= Exercise prompt =
For every line in the material below that holds "Extended", report the line.

BEGIN Input material

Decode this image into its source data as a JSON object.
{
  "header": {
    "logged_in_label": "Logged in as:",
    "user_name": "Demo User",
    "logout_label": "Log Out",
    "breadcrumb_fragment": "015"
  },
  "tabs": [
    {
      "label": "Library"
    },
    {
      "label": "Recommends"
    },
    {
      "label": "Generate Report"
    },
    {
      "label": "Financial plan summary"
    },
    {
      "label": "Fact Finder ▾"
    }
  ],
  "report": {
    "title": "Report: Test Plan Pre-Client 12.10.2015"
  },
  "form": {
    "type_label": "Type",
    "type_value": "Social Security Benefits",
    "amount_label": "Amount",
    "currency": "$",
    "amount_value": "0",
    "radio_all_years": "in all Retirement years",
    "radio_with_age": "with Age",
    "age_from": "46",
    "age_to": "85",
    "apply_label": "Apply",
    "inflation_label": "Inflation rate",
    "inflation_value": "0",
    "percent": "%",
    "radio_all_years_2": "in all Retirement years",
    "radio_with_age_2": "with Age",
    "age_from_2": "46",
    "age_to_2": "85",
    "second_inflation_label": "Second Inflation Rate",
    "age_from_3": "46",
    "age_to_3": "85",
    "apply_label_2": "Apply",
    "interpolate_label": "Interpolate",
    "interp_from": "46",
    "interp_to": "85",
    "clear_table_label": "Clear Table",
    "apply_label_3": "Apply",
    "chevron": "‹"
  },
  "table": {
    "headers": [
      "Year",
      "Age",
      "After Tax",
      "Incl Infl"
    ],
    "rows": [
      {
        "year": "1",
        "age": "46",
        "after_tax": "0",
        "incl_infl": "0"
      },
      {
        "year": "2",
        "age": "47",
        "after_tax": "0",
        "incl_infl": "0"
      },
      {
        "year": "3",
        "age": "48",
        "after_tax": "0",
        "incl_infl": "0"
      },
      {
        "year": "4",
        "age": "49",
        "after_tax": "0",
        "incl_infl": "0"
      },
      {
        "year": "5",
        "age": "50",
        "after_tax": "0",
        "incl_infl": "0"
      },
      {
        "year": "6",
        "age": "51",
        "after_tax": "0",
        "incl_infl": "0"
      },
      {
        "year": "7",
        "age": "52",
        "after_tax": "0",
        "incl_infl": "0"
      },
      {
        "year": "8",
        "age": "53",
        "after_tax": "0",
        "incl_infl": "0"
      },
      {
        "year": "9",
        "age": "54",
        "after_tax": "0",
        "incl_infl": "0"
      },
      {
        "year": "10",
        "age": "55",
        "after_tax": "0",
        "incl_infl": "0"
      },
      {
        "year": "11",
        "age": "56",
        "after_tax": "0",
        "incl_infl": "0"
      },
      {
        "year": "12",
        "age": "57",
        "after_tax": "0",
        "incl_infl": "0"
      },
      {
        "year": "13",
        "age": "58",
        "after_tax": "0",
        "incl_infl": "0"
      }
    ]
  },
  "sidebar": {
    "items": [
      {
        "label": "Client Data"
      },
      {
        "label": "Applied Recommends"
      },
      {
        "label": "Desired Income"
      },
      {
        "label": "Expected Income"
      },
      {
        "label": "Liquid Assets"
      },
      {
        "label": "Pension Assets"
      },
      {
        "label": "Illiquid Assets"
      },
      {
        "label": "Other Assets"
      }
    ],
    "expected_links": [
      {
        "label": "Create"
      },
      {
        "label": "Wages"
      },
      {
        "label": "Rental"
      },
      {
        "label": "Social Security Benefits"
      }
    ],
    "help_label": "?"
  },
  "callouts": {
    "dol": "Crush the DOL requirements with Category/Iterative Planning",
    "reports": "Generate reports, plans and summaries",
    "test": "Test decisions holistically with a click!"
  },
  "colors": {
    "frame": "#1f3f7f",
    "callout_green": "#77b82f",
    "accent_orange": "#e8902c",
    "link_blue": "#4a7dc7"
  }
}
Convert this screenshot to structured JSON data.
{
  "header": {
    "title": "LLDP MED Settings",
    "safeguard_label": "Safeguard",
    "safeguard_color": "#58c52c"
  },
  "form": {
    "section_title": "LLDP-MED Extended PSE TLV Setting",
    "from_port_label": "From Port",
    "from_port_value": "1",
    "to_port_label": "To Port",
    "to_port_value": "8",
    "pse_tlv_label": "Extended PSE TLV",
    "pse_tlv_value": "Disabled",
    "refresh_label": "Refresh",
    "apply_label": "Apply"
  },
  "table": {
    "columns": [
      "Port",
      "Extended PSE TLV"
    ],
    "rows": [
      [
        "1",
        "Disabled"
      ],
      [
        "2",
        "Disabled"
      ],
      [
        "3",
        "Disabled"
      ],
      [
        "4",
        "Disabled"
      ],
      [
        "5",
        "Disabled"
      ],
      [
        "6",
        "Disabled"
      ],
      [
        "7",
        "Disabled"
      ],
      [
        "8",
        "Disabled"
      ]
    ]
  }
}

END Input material

= Task answer =
    "section_title": "LLDP-MED Extended PSE TLV Setting",
    "pse_tlv_label": "Extended PSE TLV",
      "Extended PSE TLV"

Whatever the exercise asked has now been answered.